The slogan “Boston Strong” came to define Massachusetts’s capital in the months following the 2013 Boston Marathon bombing which took the lives of three people and injured hundreds more. It was a rallying cry for unity in the face of adversity, but for Jeff Bauman, who lost both of his legs in the attack, it came to embody the imprudent expectation that he play the role of public hero. As everyone around him was desperately clamoring to make sense of a seemingly senseless act, Jeff unwittingly became a crutch upon which others leaned as he was forcibly shaped into a public figure in spite of his personal difficulties. Director David Gordon Green’s Stronger wisely muffles the noise of the patriotic “Boston Strong” fervor and mostly elides emotional grandstanding in favor of meticulously charting the ebbs and flows of Jeff’s physical and mental recovery in the aftermath of the tragedy.
After the bombing, Jeff (Jake Gyllenhaal) reconnects with his ex-girlfriend, Erin Hurley (Tatiana Maslany), who he’d planned to welcome at the marathon’s finish line. She becomes his caretaker, as well as shields him from his overbearing alcoholic mother, Patty (Miranda Richardson), who seems more concerned with taking advantage of the public appearances that Jeff’s new fame affords them than with his well-being. Once Erin and Jeff start to fall in love again, Green zeroes in on the intricacies of their dysfunctional relationship, offering up an unassuming portrait of wounded love and solitude reminiscent in its sense of detail of the filmmaker’s early work. Green’s approach is unhurried with the film’s character interplay, yielding a lived-in sense of reality and leaving the more inherently cliché-ridden parts of the story, from insensitive family members to the trumpeting of American exceptionalism by the “Boston Strong” commotion, off to the periphery.

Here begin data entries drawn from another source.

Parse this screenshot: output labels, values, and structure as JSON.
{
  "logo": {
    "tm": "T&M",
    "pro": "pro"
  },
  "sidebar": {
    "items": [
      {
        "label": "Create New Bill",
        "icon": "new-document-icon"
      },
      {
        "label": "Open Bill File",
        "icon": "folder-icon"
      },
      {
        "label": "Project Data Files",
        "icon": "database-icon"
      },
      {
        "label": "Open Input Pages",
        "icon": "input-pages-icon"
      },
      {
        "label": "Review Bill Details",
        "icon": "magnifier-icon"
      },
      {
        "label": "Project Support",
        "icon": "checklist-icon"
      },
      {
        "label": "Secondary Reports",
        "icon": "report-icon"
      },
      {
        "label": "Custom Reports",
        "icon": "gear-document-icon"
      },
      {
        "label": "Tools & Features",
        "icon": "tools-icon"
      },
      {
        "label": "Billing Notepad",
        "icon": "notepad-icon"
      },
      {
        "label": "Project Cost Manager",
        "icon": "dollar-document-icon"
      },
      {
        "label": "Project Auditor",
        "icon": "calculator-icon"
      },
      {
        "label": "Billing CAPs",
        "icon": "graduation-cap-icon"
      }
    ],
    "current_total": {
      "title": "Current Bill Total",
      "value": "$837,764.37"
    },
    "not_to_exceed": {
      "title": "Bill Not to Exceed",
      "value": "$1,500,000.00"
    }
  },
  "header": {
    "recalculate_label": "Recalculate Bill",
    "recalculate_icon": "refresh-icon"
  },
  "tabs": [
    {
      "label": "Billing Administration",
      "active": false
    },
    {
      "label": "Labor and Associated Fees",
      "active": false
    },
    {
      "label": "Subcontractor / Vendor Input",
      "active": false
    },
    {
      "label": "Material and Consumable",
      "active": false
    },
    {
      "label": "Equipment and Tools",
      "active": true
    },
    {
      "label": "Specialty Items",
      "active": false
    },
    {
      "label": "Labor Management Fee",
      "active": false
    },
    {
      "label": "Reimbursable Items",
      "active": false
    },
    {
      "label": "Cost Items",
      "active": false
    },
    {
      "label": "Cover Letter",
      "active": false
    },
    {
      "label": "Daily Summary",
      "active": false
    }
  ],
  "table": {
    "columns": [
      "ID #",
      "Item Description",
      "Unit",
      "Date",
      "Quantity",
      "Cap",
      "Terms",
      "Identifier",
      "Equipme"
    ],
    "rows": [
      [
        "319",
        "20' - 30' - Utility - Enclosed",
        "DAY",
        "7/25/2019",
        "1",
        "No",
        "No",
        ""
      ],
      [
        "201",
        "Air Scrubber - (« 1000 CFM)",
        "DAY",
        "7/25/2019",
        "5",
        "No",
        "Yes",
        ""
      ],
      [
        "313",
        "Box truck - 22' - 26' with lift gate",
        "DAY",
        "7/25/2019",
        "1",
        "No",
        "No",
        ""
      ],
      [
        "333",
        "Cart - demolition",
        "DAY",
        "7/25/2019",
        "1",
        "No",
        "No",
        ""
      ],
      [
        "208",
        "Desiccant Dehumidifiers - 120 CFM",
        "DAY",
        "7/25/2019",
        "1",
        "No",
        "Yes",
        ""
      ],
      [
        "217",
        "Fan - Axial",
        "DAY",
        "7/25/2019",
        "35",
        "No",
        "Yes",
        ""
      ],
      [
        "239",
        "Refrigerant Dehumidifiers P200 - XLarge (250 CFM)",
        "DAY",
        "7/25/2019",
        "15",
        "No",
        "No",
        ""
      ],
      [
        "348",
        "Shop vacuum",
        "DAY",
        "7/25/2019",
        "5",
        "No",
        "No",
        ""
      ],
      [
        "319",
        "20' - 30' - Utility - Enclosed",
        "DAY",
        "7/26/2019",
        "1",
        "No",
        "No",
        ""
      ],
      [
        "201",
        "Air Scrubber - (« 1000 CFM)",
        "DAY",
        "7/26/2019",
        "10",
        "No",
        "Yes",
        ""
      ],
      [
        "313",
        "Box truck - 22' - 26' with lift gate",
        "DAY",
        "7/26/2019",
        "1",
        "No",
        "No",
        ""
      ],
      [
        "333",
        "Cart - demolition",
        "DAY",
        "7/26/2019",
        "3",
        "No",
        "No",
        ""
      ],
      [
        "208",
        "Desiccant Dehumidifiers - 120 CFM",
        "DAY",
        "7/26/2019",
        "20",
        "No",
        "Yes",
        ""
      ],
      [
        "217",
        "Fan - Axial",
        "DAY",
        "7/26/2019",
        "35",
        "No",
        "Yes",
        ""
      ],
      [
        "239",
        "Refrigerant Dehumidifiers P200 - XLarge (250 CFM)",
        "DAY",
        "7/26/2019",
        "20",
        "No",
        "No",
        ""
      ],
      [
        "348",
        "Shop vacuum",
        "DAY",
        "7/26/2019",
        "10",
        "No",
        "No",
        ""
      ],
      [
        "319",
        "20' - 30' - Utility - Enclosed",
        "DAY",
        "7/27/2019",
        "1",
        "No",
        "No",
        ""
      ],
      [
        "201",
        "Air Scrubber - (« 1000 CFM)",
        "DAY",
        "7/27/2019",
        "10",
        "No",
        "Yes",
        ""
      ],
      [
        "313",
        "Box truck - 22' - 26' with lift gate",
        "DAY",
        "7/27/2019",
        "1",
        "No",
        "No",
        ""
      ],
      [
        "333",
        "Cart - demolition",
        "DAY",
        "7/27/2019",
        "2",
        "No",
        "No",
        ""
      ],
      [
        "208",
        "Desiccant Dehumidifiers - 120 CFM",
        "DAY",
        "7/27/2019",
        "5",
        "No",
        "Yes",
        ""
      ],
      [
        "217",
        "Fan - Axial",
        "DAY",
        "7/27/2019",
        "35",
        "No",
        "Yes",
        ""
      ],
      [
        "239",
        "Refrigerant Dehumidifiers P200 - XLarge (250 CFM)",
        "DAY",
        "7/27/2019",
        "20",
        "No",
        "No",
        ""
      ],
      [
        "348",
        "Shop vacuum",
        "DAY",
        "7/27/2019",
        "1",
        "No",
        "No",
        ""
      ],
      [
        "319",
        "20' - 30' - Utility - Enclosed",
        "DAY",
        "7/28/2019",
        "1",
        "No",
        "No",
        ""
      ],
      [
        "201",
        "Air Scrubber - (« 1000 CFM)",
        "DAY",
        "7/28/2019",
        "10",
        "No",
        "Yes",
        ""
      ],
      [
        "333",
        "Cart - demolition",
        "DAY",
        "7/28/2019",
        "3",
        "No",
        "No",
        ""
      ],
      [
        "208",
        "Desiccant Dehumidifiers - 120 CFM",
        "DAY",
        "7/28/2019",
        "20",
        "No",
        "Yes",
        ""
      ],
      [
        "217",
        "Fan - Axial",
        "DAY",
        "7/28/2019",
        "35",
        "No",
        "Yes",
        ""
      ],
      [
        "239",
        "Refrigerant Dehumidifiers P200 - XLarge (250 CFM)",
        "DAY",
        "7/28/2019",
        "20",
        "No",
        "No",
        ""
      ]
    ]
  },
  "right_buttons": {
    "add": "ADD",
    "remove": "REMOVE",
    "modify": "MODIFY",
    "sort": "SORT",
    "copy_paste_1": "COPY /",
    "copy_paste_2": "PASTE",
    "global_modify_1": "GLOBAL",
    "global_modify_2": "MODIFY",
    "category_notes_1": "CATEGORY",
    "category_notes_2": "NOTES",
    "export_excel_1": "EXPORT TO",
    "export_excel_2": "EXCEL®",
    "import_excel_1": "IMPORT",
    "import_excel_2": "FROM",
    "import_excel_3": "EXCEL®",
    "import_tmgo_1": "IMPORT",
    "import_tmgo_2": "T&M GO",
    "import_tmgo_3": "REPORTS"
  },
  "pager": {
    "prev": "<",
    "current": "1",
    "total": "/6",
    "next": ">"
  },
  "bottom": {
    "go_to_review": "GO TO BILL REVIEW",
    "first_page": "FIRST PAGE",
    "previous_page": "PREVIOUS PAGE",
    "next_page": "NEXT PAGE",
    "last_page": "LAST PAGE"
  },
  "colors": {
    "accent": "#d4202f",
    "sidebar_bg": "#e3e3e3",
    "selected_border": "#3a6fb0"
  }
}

Jeff’s detachment from his family members is amplified whenever he overhears them from another room discussing his potential media opportunities, cheering when one of the bombing suspects he identified is caught, or carrying on about how his sacrifice wasn’t for naught. As those closest to him increasingly treat him like some sort of prop, Jeff leans more on Erin for empathy and assistance. And it’s at this point that Stronger increasingly fixates on the binding qualities of love, and without idealizing Jeff and Erin’s relationship. In fact, Green goes to great lengths to show how this relationship is complicated by Jeff’s lingering immaturity and PTSD, as well as by Erin’s frustrations at his unwillingness to put in all the work that’s necessary for him to fully recover. Throughout, their love is deeply intertwined with trauma, and so it’s only natural that many of their most tender, affectionate exchanges occur during painful medical procedures and extensive rehab sessions as they do in the bedroom.
Director David Gordon Green’s Stronger offers up an unassuming portrait of wounded love and solitude.
At times, Gyllenhaal appears to be awkwardly stitching at the seams of his character’s emotional outbursts, indulging his hammier instincts. Luckily, though, and following in rhythmic lockstep with the nature of Jeff and Erin’s relationship, Maslany’s performance becomes a calming force for Gyllenhaal. Her restrained turn helps the film’s depiction of a relationship fraught with so much difficulty steer clear of the trap of sentimentality; Erin’s silences are often enough to speak to the totality of her courage. As Jeff and Erin struggle to regain their equilibrium when life begins to settle into a new routine, the narrative gives equal weight to Erin as she copes with the responsibilities of caring for a still somewhat childish man and the prospect of a family on the horizon. Green’s nuanced and balanced rendering of Jeff’s physical rehabilitation and the rebuilding of the couple’s relationship shrewdly reveals the psychic toll these events have taken on both individuals.
As Stronger draws to a close, however, Green can no longer keep the sentimentality that so often plagues films about the disabled at bay. Jeff’s throwing out of the first pitch at a Red Sox game stands as an efficient, if blunt, contrast to his earlier anxiety-ridden appearance before a Bruins playoff game, but the outpouring of love and appreciation he receives from various strangers afterward is intended too conspicuously by the filmmakers to tug at the heartstrings. The entire sequence is jarring for how glaringly out of step it is with the film’s otherwise measured portrayal of Jeff’s travails and emotional perseverance, offering viewers a sense of pat finality that sweeps under the rug the immense hardships that Jeff will continue to face.
But that’s a minor misstep in a film that otherwise presents a complicated and thorny reality that one doesn’t usually get from the average biopic. Stronger’s embrace of the unpredictable nature of Jeff and Erin’s journey yields an array of raw, surprising character beats that flow organically from one to the next, which is to say without feeling preordained to fit within a more traditional story arc. Hollywood will never be able to resist potentially inspirational stories about disabled underdogs, but Green’s film at least shows that even the most Oscar-baity of scenarios can work if overwrought, manipulative melodrama is shunned in favor of a genuine curiosity and empathy for the struggles of average people like Jeff Bauman and Erin Hurley.